MeasureDescriptionSample Item α (T1- T2) Social Experience Questionnaire (SEQ) 4-item subscale of overall victimization Peer report How often does _________ get hit, pushed, or beat up by other kids? Children’s Depression Inventory (CDI) 10-item subscale of depressive symptoms Self report I am sad. Likert scale of 1-3 (1 as once in a while, 3 as all the time) Academic Achievement 3-item scale of academic achievement Teacher report Math, reading, and science Likert scale of 1-5 (1 as far below average to 5 far above average)
T1 depression T2 victimization (β =.02, p <.05) Further analyses were run splitting the groups: Depression and victimization were positively correlated within and across time points. Follow-up regressions showed that, controlling for intervention group assignment: T1 victimization did not predict T2 depression. For both groups: T1 depression T2 victimization (RC, β =.04, p <.01; SAPP, β =.07, p <.01) SAPP group only: T1 victimization T2 depression (β =1.67, p <.01 )
T1 achievement T2 victimization (β =.22, p <.01) Results of a Hierarchical Multiple Regression, controlling for T2 depression,T2 achievement, and group assignment showed: Achievement was negatively correlated with victimization. Follow-up regressions showed that, controlling for intervention group assignment: T1 victimization did not predict T2 achievement. T1 achievement T2 victimization (β = -.17, p <.001) For RC only: T1 achievement T2 victimization(β = -.17, p <.01) T1 depression T2 victimization (β =.04, p <.05)
There was no moderation effect of achievement on the relation between depression and victimization.
Depression positively predicted victimization across groups. Victimization positively predicted depression for girls in the SAPP group only. Results partially support past findings of a bidirectional relation between victimization and depression. Involvement in short-term social intervention might make girls’ peer difficulties salient. Achievement negatively predicted victimization across groups. Once achievement was introduced, depression was no longer predictive of victimization for girls in the social intervention group. For girls in the academic intervention group, achievement and depression both uniquely predicted victimization.
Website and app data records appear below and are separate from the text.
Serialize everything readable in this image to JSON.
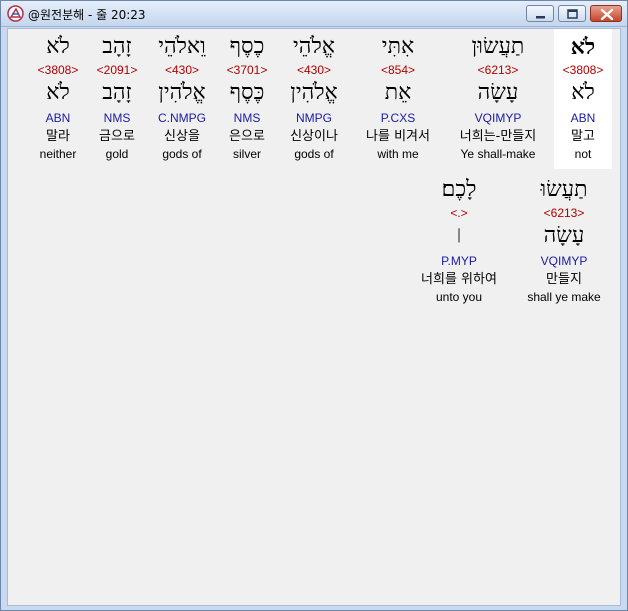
{
  "window": {
    "title": "@원전분해 - 줄 20:23"
  },
  "words_row1": [
    {
      "heb": "לֹא",
      "strong": "<3808>",
      "lemma": "לֹא",
      "morph": "ABN",
      "korean": "말고",
      "english": "not"
    },
    {
      "heb": "תַעֲשׂוּן",
      "strong": "<6213>",
      "lemma": "עָשָׂה",
      "morph": "VQIMYP",
      "korean": "너희는-만들지",
      "english": "Ye shall-make"
    },
    {
      "heb": "אִתִּי",
      "strong": "<854>",
      "lemma": "אֵת",
      "morph": "P.CXS",
      "korean": "나를 비겨서",
      "english": "with me"
    },
    {
      "heb": "אֱלֹהֵי",
      "strong": "<430>",
      "lemma": "אֱלֹהִין",
      "morph": "NMPG",
      "korean": "신상이나",
      "english": "gods of"
    },
    {
      "heb": "כֶסֶף",
      "strong": "<3701>",
      "lemma": "כֶּסֶף",
      "morph": "NMS",
      "korean": "은으로",
      "english": "silver"
    },
    {
      "heb": "וֵאלֹהֵי",
      "strong": "<430>",
      "lemma": "אֱלֹהִין",
      "morph": "C.NMPG",
      "korean": "신상을",
      "english": "gods of"
    },
    {
      "heb": "זָהָב",
      "strong": "<2091>",
      "lemma": "זָהָב",
      "morph": "NMS",
      "korean": "금으로",
      "english": "gold"
    },
    {
      "heb": "לֹא",
      "strong": "<3808>",
      "lemma": "לֹא",
      "morph": "ABN",
      "korean": "말라",
      "english": "neither"
    }
  ],
  "words_row2": [
    {
      "heb": "תַעֲשׂוּ",
      "strong": "<6213>",
      "lemma": "עָשָׂה",
      "morph": "VQIMYP",
      "korean": "만들지",
      "english": "shall ye make"
    },
    {
      "heb": "לָכֶם׃",
      "strong": "<.>",
      "lemma": "׀",
      "morph": "P.MYP",
      "korean": "너희를 위하여",
      "english": "unto you"
    }
  ]
}
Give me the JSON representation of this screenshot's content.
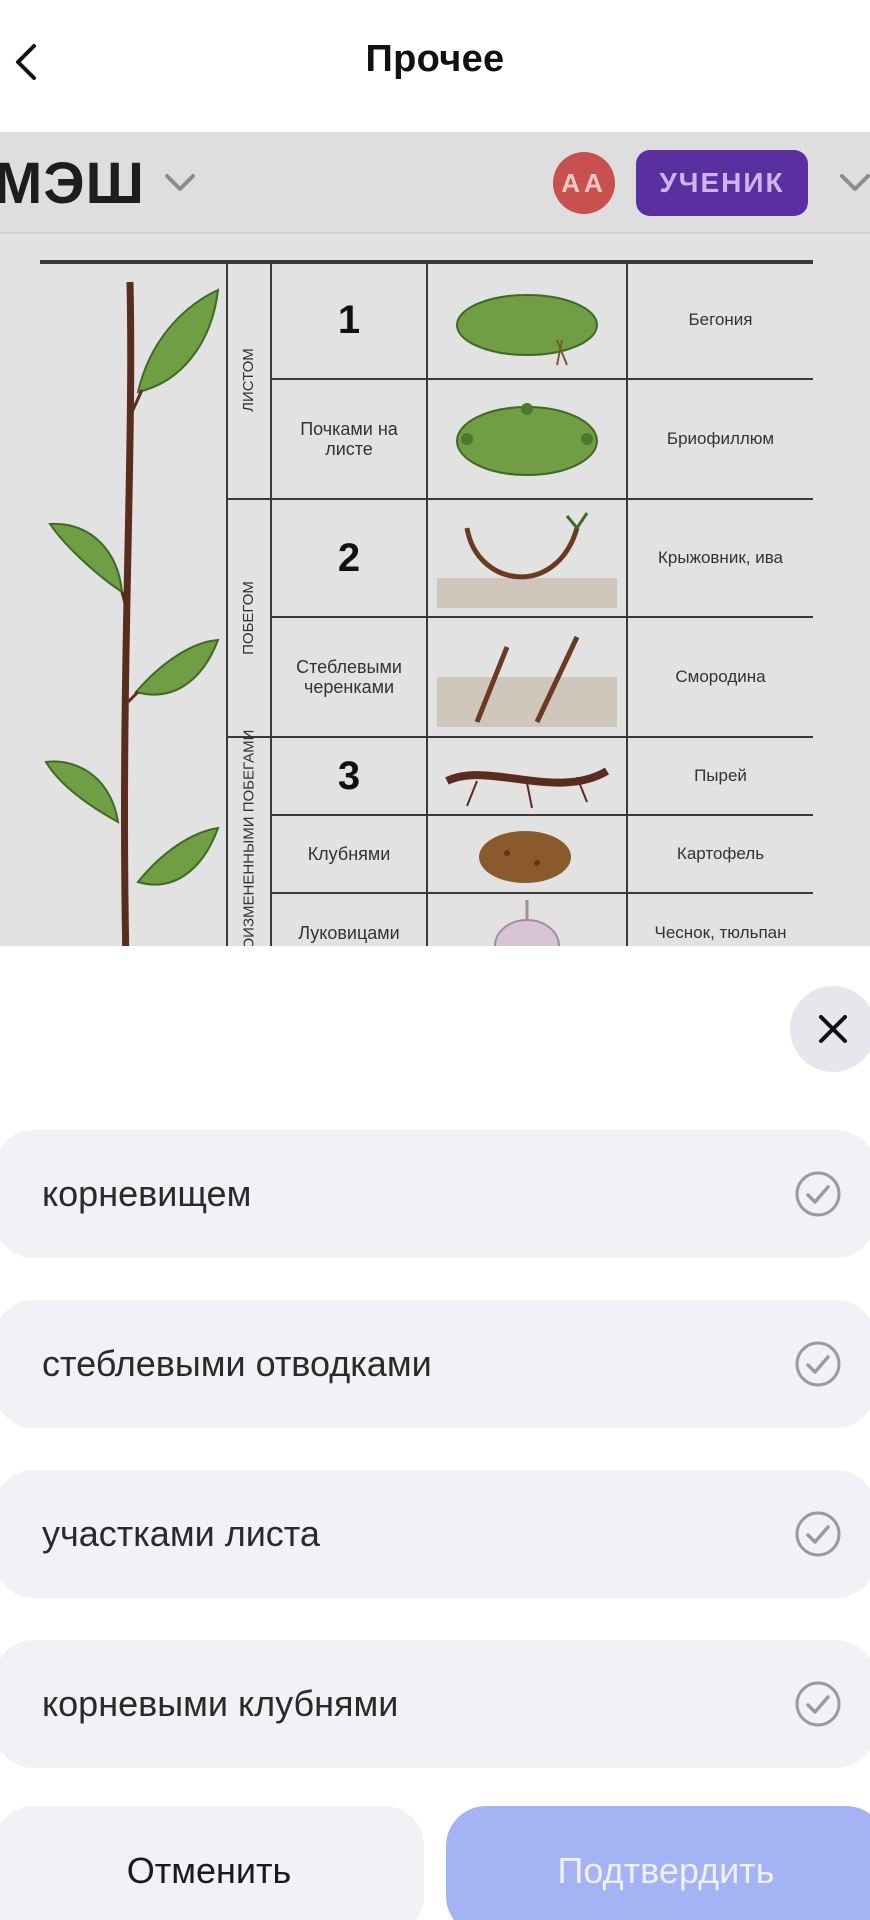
{
  "navbar": {
    "title": "Прочее",
    "back_icon": "chevron-left-icon"
  },
  "app_header": {
    "brand": "МЭШ",
    "avatar_initials": "АА",
    "role_badge": "УЧЕНИК",
    "colors": {
      "avatar": "#c8504f",
      "role_badge": "#5a2fa0"
    }
  },
  "table": {
    "groups": [
      {
        "label": "листом",
        "rows": [
          {
            "method": "1",
            "plant": "Бегония",
            "picture": "begonia-leaf-icon"
          },
          {
            "method": "Почками на листе",
            "plant": "Бриофиллюм",
            "picture": "bryophyllum-leaf-icon"
          }
        ]
      },
      {
        "label": "побегом",
        "rows": [
          {
            "method": "2",
            "plant": "Крыжовник, ива",
            "picture": "layering-shoot-icon"
          },
          {
            "method": "Стеблевыми черенками",
            "plant": "Смородина",
            "picture": "cuttings-icon"
          }
        ]
      },
      {
        "label": "видоизмененными побегами",
        "rows": [
          {
            "method": "3",
            "plant": "Пырей",
            "picture": "rhizome-icon"
          },
          {
            "method": "Клубнями",
            "plant": "Картофель",
            "picture": "potato-tuber-icon"
          },
          {
            "method": "Луковицами",
            "plant": "Чеснок, тюльпан",
            "picture": "garlic-bulb-icon"
          }
        ]
      }
    ]
  },
  "sheet": {
    "close_icon": "close-icon",
    "options": [
      {
        "label": "корневищем",
        "icon": "check-circle-icon"
      },
      {
        "label": "стеблевыми отводками",
        "icon": "check-circle-icon"
      },
      {
        "label": "участками листа",
        "icon": "check-circle-icon"
      },
      {
        "label": "корневыми клубнями",
        "icon": "check-circle-icon"
      }
    ],
    "cancel_label": "Отменить",
    "confirm_label": "Подтвердить",
    "colors": {
      "confirm_button": "#a3b3f4",
      "option_bg": "#f1f1f6"
    }
  }
}
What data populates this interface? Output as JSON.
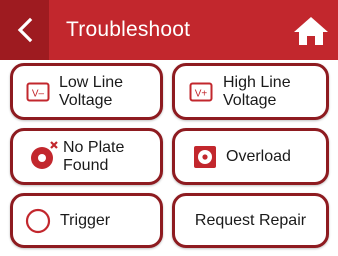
{
  "header": {
    "title": "Troubleshoot",
    "back_icon": "chevron-left-icon",
    "home_icon": "home-icon"
  },
  "buttons": [
    {
      "label": "Low Line\nVoltage",
      "icon": "low-voltage-icon",
      "icon_glyph": "V–"
    },
    {
      "label": "High Line\nVoltage",
      "icon": "high-voltage-icon",
      "icon_glyph": "V+"
    },
    {
      "label": "No Plate\nFound",
      "icon": "no-plate-icon"
    },
    {
      "label": "Overload",
      "icon": "overload-icon"
    },
    {
      "label": "Trigger",
      "icon": "trigger-icon"
    },
    {
      "label": "Request Repair"
    }
  ],
  "colors": {
    "header": "#c2272d",
    "header_dark": "#9e1b20",
    "button_border": "#8e1b20"
  }
}
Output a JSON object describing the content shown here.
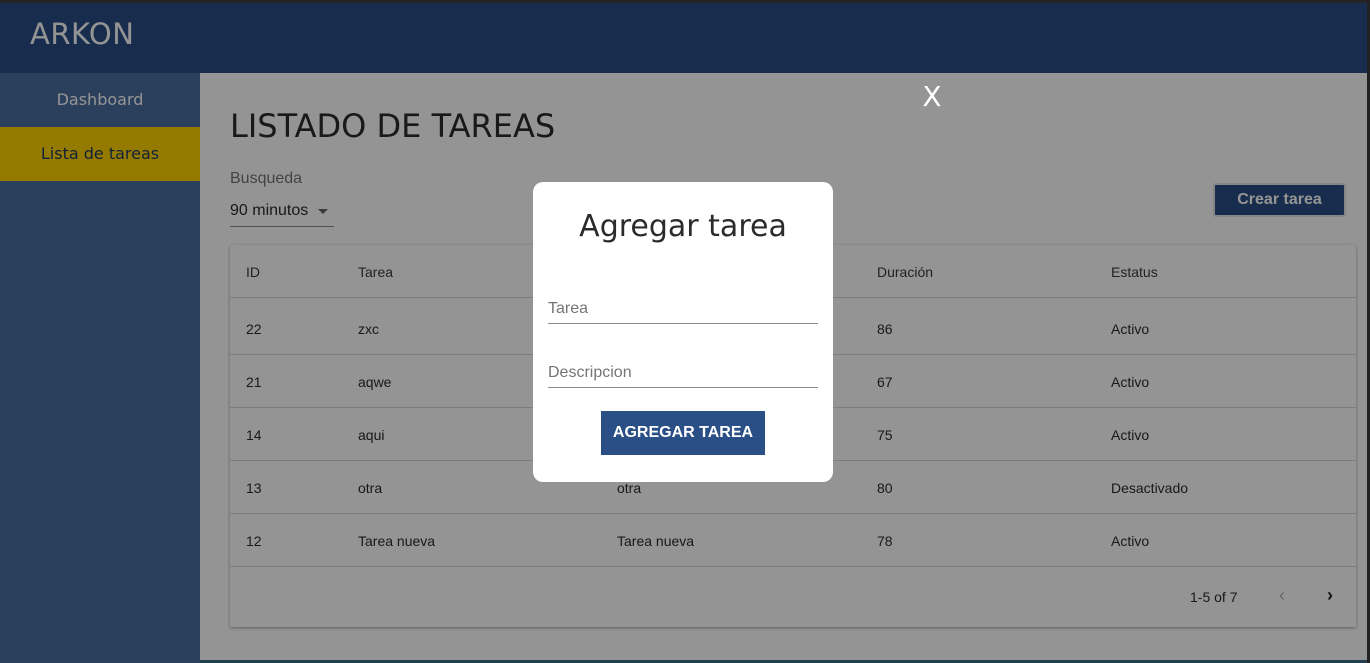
{
  "header": {
    "brand": "ARKON"
  },
  "sidebar": {
    "items": [
      {
        "label": "Dashboard",
        "active": false
      },
      {
        "label": "Lista de tareas",
        "active": true
      }
    ]
  },
  "main": {
    "title": "LISTADO DE TAREAS",
    "search": {
      "label": "Busqueda",
      "selected": "90 minutos"
    },
    "create_button": "Crear tarea",
    "table": {
      "headers": [
        "ID",
        "Tarea",
        "",
        "Duración",
        "Estatus"
      ],
      "rows": [
        [
          "22",
          "zxc",
          "",
          "86",
          "Activo"
        ],
        [
          "21",
          "aqwe",
          "",
          "67",
          "Activo"
        ],
        [
          "14",
          "aqui",
          "",
          "75",
          "Activo"
        ],
        [
          "13",
          "otra",
          "otra",
          "80",
          "Desactivado"
        ],
        [
          "12",
          "Tarea nueva",
          "Tarea nueva",
          "78",
          "Activo"
        ]
      ]
    },
    "pagination": {
      "range": "1-5 of 7"
    }
  },
  "modal": {
    "close_glyph": "X",
    "title": "Agregar tarea",
    "fields": {
      "tarea_placeholder": "Tarea",
      "descripcion_placeholder": "Descripcion"
    },
    "submit": "AGREGAR TAREA"
  },
  "colors": {
    "primary": "#2a4f86",
    "sidebar": "#4a6fa0",
    "active": "#ffd500"
  }
}
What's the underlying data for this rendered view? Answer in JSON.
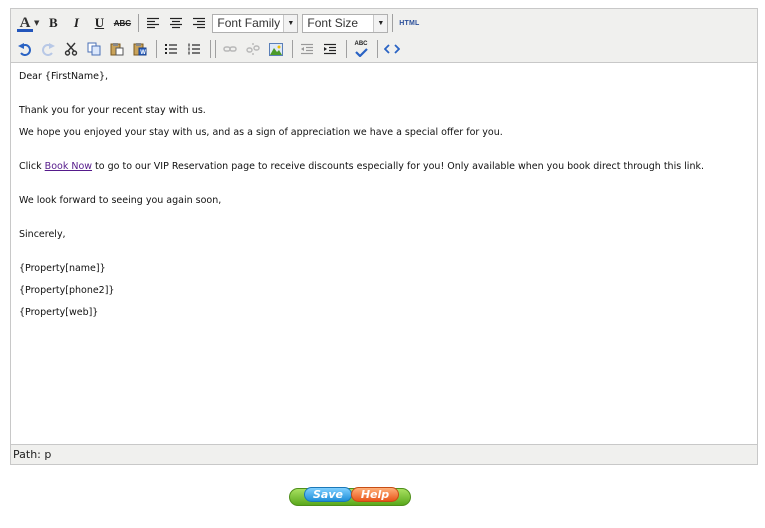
{
  "toolbar": {
    "font_family": "Font Family",
    "font_size": "Font Size",
    "bold": "B",
    "italic": "I",
    "underline": "U",
    "strike": "ABC",
    "color_letter": "A",
    "html": "HTML",
    "spell": "ABC"
  },
  "content": {
    "greeting": "Dear {FirstName},",
    "line1": "Thank you for your recent stay with us.",
    "line2": "We hope you enjoyed your stay with us, and as a sign of appreciation we have a special offer for you.",
    "click_prefix": "Click ",
    "link_text": "Book Now",
    "click_suffix": " to go to our VIP Reservation page to receive discounts especially for you! Only available when you book direct through this link.",
    "line4": "We look forward to seeing you again soon,",
    "closing": "Sincerely,",
    "prop_name": "{Property[name]}",
    "prop_phone": "{Property[phone2]}",
    "prop_web": "{Property[web]}"
  },
  "status": {
    "path": "Path: p"
  },
  "buttons": {
    "save": "Save",
    "help": "Help"
  },
  "colors": {
    "toolbar_bg": "#f0f0ee",
    "link": "#551a8b",
    "save": "#1f8fd9",
    "help": "#e8561a",
    "base": "#5aa81c"
  }
}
Teacher reports of achievement Academic performance reflects a combination of achievement, school behavior, and teacher-student relationships. May be most predictive of success in school (e.g., proxy for grades). Future research: use of other achievement indices (e.g., standardized test scores). CDI: Limited variability Two time points: Difficult to capture a dynamic and bidirectional relationship Future research: Longitudinal, multi-time point study.